To protect the quality of the nation's waters and the safety of its drinking water, the Environmental Protection Agency (EPA) administers provisions of the Clean Water Act of 1972 (CWA) and the Safe Drinking Water Act of 1974 (SDWA). Both laws authorize the federal government to provide grants that capitalize state revolving funds (SRFs). SRFs, in turn, offer financial assistance-- market-rate and subsidized loans, loan or bond guarantees, and bond purchases, for example--to communities building or replacing wastewater and drinking water systems to meet or maintain federal standards. For 2010, EPA received an appropriation of about $3.6 billion for such grants, including $2.1 million for clean-water SRFs, $1.3 billion for drinking water SRFs, and $200 million for grants to specific communities and locales. This option would phase out EPA's grants to SRFs over three years, reducing federal outlays by $6 billion through 2016 and by $25 billion over 10 years.
In 1987, amendments to the CWA phased out a program of direct construction grants for wastewater treatment facilities and replaced it with SRFs. States match federal contributions to the SRFs at a rate of 20 cents on the dollar and operate them within broad limits, defining eligible projects, choosing the terms of assistance, and setting priorities. In 2009, 78 percent of the loans--23 percent of total funding from clean-water SRFs--went to communities with populations under 10,000. Authorization for the SRF program under the CWA has expired, but the Congress continues to provide annual appropriations for grants, allocating them to states according to the shares specified in the 1987 amendments.

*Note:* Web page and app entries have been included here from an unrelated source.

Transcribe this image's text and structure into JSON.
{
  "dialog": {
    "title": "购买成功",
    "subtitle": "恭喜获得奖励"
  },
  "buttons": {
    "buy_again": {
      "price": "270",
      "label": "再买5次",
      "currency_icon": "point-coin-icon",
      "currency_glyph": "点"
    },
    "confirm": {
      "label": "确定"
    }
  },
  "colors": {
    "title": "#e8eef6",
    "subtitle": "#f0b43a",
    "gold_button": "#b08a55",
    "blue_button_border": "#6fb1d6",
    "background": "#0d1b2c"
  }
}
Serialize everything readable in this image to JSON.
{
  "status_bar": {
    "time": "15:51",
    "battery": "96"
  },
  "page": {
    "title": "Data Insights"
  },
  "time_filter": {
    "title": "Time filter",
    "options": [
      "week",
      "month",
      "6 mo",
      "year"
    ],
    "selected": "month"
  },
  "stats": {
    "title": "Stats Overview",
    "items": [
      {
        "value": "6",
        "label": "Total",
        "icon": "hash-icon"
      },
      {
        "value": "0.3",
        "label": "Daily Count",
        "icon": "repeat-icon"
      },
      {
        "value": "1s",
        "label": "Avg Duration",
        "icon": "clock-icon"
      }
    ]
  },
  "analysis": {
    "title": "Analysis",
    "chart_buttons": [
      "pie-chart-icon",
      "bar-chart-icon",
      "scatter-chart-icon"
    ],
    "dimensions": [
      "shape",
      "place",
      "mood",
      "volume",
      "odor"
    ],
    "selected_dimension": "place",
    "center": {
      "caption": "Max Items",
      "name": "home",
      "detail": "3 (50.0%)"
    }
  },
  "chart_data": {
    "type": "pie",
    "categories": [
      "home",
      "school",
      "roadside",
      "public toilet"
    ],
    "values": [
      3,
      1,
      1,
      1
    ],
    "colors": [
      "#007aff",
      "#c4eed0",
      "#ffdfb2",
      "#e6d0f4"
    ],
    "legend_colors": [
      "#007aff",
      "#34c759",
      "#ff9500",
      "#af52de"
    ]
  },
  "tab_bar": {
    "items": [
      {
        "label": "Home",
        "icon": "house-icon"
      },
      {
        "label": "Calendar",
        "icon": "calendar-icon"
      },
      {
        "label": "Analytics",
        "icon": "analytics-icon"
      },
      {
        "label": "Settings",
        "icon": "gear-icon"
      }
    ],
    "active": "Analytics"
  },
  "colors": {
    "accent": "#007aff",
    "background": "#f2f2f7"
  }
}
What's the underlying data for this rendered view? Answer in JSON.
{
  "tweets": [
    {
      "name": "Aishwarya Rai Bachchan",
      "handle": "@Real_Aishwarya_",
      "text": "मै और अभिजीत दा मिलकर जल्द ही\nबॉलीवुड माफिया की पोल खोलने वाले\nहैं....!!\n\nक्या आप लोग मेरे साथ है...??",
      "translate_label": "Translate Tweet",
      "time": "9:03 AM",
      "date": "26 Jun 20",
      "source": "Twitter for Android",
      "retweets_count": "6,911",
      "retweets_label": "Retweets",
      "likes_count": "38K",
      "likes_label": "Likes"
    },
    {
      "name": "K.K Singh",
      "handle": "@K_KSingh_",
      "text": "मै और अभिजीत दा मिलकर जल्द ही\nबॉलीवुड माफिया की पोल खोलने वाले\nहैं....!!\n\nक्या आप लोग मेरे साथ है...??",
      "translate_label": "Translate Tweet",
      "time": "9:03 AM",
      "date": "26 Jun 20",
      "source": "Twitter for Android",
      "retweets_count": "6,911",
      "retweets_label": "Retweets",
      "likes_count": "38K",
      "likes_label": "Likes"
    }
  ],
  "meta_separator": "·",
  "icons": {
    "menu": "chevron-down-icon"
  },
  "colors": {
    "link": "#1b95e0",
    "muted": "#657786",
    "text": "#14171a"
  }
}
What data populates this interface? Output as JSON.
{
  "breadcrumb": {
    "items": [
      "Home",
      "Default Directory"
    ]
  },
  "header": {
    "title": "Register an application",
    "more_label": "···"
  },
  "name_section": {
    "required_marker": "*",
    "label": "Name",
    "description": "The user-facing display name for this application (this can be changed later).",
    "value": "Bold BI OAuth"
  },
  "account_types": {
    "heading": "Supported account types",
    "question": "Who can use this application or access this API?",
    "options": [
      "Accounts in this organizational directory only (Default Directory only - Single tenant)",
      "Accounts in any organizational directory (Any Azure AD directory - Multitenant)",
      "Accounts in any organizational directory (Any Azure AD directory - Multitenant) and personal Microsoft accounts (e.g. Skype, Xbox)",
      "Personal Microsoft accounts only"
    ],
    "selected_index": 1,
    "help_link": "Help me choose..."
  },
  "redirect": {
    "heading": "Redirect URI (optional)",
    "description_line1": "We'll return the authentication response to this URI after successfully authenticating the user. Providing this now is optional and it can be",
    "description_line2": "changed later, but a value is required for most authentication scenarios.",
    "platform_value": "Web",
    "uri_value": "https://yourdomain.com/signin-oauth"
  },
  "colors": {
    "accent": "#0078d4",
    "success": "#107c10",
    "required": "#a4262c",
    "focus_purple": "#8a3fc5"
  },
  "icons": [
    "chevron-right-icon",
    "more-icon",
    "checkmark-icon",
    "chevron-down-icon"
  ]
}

Amendments to the SDWA in 1996 authorized EPA to make grants to capitalize SRFs for drinking water systems. Although generally modeled on the wastewater program, the SDWA program allocates funding using a formula based on the results of EPA's quadrennial "Drinking Water Infrastructure Needs Survey." States must establish a priority-setting system that focuses on reducing the greatest health risks and achieving compliance with SDWA standards, taking into account the financial needs of local water systems.
One justification for this option is that the grants could encourage inefficient decisions about water infrastructure because they allow states to lend money at below-market interest rates, which in turn reduces incentives for local governments to find the least costly ways to control water pollution and provide safe drinking water. Another rationale is that responsibility for water systems properly lies with state and local governments. Federal contributions to wastewater SRFs originally were viewed as a temporary step on the way to full state and local financing. Moreover, those contributions may not increase total investment in water systems if they merely replace funding that state and local sources would have provided otherwise.
An argument against such cuts is that the need to replace aging infrastructure, improve the safety of the drinking water, and protect the nation's waters is so great that federal aid should be increased, not reduced. In particular, given the budgetary pressures on states, water systems in many small or economically disadvantaged communities could not maintain the quality of their service and comply with the CWA's and the SDWA's new and forth-have lower costs because of economies of scale, to charge coming requirements without federal funding. Another rates that would pose significant hardships for low- and argument against this option is that eliminating the fed-moderate-income households. eral grants would force even large systems, which tend to